**PROBLEM DESCRIPTION**
For the entries that follow, give the number of lines holding the string "text" and nothing more.

**SOURCE DATA**
· · · ·

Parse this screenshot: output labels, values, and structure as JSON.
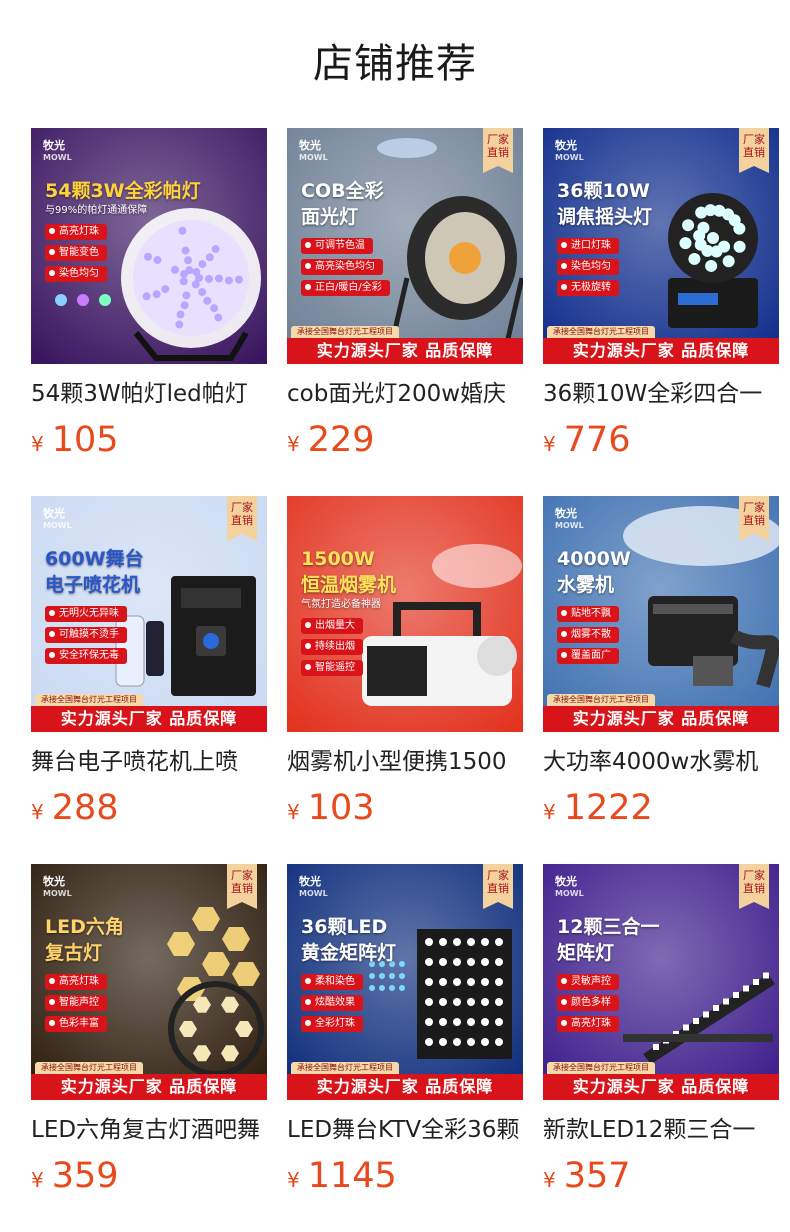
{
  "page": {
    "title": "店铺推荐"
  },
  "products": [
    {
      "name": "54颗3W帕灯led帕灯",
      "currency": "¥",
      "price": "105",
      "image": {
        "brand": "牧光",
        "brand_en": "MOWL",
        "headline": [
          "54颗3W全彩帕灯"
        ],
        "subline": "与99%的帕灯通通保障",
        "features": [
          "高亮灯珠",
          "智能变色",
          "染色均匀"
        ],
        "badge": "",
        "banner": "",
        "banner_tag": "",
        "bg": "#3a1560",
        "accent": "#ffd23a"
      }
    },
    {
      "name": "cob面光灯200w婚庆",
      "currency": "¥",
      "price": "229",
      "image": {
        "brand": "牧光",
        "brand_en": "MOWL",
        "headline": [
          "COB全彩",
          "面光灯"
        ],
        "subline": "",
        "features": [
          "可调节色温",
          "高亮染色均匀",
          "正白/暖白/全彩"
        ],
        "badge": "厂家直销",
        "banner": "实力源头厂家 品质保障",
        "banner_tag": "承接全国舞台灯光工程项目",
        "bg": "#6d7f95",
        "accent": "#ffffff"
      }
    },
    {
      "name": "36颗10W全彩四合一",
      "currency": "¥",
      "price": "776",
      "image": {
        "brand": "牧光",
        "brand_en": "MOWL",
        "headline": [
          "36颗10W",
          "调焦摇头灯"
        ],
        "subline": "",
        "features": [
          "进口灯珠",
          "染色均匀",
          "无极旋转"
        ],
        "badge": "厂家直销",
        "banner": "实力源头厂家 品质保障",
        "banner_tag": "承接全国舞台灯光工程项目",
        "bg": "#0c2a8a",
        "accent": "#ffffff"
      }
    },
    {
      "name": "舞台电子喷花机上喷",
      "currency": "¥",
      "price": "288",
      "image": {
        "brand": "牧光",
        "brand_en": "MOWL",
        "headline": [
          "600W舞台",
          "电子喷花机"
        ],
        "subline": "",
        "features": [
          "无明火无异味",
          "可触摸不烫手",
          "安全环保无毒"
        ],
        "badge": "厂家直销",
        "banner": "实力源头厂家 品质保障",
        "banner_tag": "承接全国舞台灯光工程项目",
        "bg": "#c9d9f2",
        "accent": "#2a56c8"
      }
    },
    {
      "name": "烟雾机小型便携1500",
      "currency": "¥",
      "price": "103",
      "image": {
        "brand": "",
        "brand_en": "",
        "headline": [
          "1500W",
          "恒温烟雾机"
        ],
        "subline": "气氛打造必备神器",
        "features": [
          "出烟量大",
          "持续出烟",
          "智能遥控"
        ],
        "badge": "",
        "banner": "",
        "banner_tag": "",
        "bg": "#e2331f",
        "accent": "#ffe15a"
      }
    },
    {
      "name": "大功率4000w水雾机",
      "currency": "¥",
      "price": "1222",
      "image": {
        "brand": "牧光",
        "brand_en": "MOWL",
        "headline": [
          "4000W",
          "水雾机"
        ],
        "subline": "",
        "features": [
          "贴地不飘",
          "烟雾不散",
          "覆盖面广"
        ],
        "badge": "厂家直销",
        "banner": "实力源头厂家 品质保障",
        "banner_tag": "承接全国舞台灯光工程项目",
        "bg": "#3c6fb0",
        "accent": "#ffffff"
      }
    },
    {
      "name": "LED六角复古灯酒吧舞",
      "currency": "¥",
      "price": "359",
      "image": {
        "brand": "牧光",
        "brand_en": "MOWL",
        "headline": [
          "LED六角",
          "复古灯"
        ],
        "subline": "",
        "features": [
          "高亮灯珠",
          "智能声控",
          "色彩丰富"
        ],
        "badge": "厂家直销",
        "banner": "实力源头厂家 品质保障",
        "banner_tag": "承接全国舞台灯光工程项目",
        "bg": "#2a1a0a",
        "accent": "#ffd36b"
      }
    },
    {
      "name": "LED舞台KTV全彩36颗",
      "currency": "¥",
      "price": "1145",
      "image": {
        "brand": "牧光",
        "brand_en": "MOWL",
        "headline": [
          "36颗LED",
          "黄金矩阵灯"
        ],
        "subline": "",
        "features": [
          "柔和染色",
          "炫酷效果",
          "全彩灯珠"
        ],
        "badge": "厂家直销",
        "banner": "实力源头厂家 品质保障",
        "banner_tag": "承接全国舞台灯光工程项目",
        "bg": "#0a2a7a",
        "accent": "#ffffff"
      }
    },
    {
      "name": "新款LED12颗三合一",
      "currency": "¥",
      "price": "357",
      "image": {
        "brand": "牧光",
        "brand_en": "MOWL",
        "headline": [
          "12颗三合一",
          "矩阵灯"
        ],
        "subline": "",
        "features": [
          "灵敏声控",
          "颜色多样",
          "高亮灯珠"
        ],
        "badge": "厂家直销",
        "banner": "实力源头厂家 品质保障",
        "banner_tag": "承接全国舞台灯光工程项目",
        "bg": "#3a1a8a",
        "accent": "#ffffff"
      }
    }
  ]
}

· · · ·

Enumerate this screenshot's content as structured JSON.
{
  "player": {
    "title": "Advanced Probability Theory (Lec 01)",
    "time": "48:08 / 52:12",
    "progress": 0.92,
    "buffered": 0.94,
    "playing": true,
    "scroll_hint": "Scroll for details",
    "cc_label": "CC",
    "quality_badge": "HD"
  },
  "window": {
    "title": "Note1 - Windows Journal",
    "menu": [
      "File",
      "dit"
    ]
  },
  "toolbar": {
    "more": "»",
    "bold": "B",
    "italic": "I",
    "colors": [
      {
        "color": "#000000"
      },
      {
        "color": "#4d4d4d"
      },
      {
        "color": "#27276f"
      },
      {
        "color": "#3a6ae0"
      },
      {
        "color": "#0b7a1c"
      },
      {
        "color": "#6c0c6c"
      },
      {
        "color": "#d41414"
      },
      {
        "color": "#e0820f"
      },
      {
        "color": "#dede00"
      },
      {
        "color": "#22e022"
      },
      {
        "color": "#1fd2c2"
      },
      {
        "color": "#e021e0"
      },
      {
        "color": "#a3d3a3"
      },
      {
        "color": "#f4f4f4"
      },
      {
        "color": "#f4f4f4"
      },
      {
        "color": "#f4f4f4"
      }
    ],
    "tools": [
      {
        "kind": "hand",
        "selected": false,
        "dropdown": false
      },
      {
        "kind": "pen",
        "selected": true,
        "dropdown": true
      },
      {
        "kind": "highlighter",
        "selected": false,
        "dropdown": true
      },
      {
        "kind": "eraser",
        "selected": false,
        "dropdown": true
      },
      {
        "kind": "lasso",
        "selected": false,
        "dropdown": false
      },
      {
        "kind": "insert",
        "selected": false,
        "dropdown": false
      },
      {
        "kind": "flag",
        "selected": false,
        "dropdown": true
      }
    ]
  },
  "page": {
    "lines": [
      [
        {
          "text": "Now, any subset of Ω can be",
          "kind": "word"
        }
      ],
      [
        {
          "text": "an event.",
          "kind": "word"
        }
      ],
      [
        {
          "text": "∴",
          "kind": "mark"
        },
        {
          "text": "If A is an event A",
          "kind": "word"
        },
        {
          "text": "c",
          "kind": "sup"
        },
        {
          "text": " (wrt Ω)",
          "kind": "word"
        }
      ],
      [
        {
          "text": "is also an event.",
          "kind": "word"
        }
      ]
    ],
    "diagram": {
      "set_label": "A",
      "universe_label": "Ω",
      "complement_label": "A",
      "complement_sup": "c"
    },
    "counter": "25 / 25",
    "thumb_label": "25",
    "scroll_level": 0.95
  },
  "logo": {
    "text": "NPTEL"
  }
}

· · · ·

**SOLUTION**
8